Return every line of the entries that includes the word "image".
*** Extracted records
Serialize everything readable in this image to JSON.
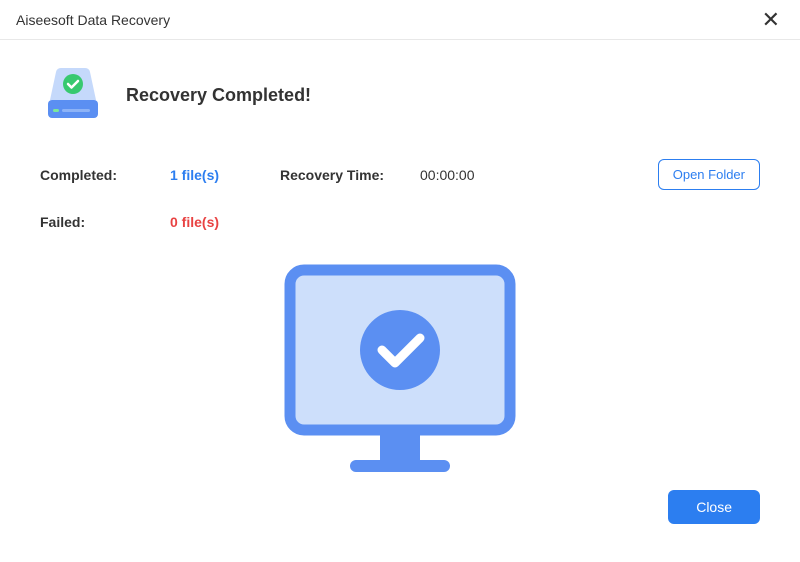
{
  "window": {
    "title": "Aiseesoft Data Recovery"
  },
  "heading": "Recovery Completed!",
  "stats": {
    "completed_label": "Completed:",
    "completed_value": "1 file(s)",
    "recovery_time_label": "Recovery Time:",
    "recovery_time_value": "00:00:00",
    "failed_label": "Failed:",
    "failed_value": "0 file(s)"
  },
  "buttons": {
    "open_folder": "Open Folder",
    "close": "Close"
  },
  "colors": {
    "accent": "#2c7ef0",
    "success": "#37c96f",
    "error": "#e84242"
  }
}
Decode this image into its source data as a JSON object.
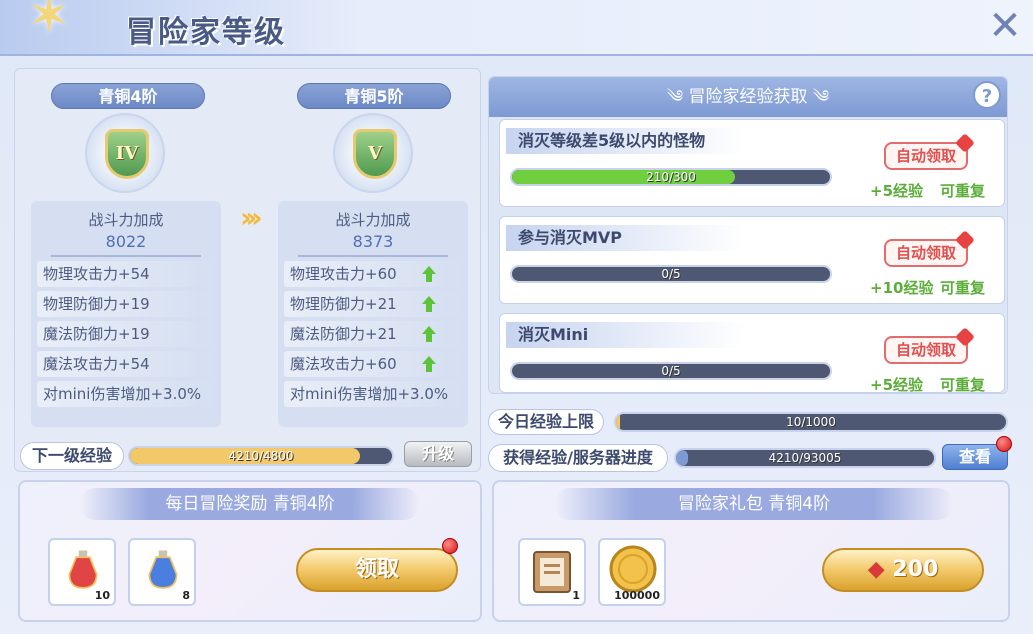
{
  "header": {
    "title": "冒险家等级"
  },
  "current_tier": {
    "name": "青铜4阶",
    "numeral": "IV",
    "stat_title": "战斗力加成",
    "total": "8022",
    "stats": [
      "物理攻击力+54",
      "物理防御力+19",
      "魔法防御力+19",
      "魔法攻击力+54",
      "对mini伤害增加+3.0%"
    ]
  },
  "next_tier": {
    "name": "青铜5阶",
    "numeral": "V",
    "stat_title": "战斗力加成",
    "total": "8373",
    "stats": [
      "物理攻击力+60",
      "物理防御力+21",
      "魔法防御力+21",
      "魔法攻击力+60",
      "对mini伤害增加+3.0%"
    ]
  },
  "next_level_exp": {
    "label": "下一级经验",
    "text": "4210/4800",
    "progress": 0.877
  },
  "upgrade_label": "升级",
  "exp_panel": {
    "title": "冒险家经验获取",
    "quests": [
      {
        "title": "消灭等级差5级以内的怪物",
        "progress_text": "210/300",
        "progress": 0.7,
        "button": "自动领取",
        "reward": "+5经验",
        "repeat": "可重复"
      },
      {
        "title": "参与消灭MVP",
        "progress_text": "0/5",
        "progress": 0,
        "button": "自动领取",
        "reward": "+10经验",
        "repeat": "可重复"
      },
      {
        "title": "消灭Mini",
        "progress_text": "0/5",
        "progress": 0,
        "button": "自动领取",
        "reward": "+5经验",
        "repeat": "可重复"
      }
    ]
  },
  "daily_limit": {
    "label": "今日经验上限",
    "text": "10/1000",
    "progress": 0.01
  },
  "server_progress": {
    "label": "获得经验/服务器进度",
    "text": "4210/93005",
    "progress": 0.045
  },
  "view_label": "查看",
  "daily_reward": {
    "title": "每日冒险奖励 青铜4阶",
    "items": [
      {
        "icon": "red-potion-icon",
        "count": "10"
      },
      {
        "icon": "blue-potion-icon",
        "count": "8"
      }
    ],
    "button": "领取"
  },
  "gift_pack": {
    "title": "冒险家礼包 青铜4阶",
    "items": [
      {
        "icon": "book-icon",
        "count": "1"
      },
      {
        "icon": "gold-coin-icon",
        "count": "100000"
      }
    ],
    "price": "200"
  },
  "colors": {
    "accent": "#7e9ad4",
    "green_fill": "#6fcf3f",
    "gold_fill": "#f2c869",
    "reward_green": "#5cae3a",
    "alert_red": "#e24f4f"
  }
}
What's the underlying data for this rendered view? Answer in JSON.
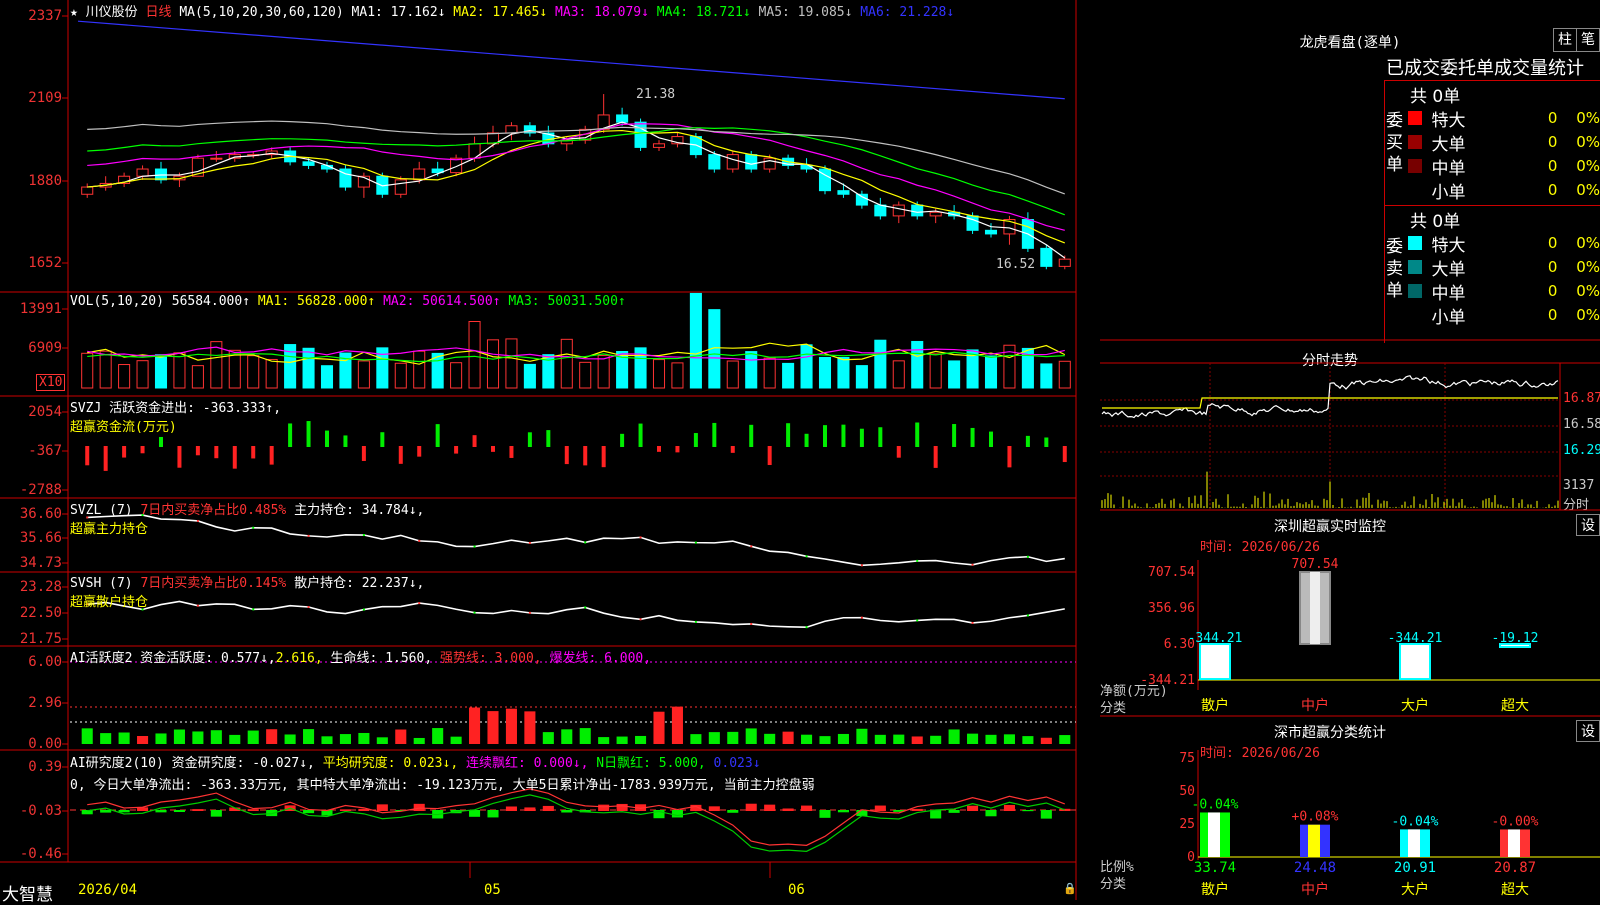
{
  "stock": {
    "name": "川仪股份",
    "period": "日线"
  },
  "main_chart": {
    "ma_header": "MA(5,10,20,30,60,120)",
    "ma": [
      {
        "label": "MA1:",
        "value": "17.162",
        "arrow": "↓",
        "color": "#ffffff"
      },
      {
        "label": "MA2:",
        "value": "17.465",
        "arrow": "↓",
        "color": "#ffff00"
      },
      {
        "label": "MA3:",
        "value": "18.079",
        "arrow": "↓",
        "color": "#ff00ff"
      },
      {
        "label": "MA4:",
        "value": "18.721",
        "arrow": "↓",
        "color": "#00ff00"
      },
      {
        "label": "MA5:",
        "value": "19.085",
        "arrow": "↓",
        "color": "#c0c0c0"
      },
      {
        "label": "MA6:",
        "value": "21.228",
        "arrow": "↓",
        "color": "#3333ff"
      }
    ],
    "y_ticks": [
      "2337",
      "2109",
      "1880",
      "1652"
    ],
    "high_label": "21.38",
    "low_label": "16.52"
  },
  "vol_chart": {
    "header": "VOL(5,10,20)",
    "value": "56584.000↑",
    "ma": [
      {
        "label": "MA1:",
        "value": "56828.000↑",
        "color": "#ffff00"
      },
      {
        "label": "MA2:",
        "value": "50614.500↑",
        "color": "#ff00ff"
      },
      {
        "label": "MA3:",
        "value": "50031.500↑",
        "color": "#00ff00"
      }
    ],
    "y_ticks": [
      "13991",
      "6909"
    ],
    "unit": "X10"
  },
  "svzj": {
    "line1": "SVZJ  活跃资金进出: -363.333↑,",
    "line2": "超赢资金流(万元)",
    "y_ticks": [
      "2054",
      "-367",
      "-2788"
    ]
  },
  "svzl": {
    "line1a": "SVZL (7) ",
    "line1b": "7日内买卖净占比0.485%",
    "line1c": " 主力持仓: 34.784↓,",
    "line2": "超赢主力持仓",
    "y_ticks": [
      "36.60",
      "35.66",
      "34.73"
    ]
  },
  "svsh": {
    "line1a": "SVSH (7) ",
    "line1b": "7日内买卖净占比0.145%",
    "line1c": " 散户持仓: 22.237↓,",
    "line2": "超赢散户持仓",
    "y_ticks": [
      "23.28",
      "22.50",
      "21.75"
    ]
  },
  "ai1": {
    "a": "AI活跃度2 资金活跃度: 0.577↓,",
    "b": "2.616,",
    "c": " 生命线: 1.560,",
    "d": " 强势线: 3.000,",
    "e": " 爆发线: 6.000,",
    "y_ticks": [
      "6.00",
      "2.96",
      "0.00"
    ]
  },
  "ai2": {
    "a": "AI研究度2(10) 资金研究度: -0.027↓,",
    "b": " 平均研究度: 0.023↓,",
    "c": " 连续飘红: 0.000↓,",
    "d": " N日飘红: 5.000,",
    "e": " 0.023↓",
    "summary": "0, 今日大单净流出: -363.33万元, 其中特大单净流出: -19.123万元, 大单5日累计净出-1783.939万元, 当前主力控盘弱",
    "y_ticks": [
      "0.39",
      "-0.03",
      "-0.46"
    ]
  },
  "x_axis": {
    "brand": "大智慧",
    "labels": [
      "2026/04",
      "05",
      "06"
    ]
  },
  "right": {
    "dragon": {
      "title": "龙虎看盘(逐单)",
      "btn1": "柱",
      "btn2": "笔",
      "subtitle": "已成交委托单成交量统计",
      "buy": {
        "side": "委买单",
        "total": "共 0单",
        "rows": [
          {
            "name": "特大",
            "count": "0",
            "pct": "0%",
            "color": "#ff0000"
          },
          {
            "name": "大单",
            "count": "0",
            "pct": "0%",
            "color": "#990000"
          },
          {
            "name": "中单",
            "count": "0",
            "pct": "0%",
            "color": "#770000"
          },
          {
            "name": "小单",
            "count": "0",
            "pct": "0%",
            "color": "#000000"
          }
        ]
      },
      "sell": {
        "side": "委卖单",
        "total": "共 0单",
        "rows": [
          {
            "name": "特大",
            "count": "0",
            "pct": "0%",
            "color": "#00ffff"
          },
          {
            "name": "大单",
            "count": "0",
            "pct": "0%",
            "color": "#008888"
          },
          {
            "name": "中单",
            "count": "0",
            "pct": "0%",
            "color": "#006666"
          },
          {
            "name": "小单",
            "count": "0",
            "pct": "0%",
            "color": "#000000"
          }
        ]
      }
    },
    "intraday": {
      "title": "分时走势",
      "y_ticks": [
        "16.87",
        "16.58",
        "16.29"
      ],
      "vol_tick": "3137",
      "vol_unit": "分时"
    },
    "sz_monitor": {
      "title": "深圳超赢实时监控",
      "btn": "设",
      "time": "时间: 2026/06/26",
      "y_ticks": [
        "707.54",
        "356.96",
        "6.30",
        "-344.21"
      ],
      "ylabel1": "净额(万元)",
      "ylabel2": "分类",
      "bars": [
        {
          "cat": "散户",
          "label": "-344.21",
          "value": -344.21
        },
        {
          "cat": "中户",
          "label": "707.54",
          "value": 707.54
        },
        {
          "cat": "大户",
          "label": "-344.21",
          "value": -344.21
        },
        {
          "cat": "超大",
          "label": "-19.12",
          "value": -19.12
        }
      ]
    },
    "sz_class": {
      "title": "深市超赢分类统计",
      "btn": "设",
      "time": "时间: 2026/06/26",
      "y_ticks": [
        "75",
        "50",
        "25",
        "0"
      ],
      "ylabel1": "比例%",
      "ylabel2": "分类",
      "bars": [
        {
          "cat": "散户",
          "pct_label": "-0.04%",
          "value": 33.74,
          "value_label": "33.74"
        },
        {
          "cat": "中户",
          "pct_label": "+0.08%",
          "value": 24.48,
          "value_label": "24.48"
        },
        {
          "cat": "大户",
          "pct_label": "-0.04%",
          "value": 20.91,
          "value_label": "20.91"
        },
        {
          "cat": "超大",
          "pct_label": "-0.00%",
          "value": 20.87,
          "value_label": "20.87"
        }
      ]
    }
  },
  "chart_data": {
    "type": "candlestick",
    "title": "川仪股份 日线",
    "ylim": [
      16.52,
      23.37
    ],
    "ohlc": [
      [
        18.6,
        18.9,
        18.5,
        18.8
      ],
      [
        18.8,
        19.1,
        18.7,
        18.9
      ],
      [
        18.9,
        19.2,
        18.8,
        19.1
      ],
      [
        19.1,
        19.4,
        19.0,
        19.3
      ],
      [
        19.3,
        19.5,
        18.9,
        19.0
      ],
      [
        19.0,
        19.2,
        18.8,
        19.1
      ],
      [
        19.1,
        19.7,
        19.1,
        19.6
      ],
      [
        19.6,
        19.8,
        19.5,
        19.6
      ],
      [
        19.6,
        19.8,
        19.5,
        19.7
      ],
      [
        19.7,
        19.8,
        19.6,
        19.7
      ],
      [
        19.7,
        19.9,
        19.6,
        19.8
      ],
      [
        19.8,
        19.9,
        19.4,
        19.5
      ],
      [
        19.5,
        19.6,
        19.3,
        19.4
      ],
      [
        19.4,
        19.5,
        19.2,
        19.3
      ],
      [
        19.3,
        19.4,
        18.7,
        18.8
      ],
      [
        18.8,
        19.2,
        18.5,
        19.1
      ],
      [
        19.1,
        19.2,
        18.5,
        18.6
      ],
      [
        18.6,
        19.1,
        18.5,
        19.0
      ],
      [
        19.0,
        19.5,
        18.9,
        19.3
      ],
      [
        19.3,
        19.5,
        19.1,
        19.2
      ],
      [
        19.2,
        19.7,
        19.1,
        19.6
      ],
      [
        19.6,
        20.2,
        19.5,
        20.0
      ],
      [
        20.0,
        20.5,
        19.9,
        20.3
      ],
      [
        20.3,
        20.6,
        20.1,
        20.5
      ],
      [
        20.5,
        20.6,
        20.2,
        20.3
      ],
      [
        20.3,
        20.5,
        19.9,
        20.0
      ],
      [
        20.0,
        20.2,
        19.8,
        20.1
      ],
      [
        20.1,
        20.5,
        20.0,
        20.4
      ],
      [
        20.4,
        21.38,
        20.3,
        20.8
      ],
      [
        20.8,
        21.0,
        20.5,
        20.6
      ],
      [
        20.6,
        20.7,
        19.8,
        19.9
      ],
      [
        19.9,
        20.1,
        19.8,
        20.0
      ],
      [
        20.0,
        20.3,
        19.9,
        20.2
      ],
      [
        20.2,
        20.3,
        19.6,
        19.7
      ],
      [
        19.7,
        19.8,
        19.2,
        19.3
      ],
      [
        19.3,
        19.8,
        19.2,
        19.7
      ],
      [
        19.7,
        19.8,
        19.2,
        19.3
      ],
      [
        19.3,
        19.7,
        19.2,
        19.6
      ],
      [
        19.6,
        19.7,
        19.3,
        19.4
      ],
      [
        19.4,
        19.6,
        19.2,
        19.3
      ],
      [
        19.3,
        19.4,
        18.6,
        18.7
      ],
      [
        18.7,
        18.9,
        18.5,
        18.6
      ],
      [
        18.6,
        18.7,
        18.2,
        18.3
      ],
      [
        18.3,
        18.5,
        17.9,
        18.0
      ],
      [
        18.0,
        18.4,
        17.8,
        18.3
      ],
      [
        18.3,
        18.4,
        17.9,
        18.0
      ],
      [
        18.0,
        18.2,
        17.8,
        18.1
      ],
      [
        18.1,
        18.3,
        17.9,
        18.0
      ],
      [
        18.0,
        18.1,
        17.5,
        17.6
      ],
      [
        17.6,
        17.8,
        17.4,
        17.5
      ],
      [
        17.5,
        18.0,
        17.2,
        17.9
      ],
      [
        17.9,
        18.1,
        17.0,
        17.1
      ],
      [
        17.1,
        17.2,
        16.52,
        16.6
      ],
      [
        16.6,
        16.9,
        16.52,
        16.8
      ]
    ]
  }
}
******
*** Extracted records
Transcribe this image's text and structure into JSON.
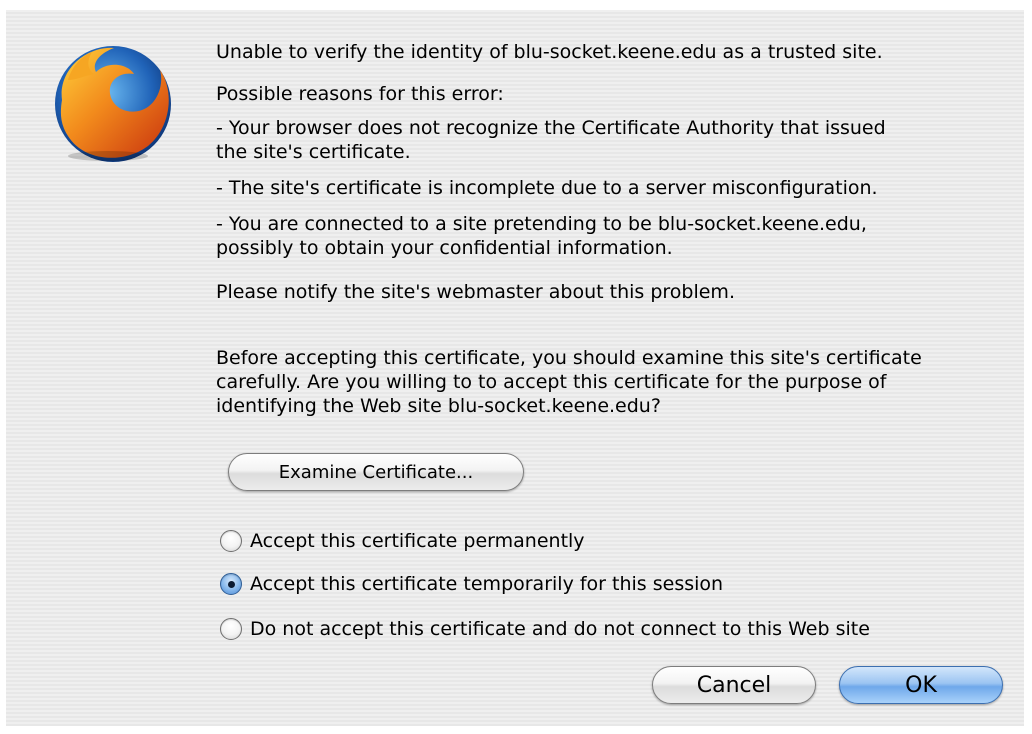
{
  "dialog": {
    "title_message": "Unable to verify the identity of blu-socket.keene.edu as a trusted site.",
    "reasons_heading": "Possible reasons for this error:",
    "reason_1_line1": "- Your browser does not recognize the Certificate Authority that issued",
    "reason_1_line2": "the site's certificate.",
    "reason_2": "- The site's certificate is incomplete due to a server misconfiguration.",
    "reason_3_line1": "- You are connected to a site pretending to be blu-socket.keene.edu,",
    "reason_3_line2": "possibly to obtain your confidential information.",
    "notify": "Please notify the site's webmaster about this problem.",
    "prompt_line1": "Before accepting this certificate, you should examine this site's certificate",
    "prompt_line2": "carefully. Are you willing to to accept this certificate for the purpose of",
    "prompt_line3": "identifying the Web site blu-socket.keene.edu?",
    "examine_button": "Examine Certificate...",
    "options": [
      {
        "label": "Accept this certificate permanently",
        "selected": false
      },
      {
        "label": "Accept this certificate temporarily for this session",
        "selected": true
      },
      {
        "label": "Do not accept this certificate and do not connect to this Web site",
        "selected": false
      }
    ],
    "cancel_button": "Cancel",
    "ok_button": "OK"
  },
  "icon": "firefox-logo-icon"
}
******
Result.
Serialize everything readable in this image to JSON.
Decode this image into its source data as a JSON object.
Transcribe this image's text and structure into JSON.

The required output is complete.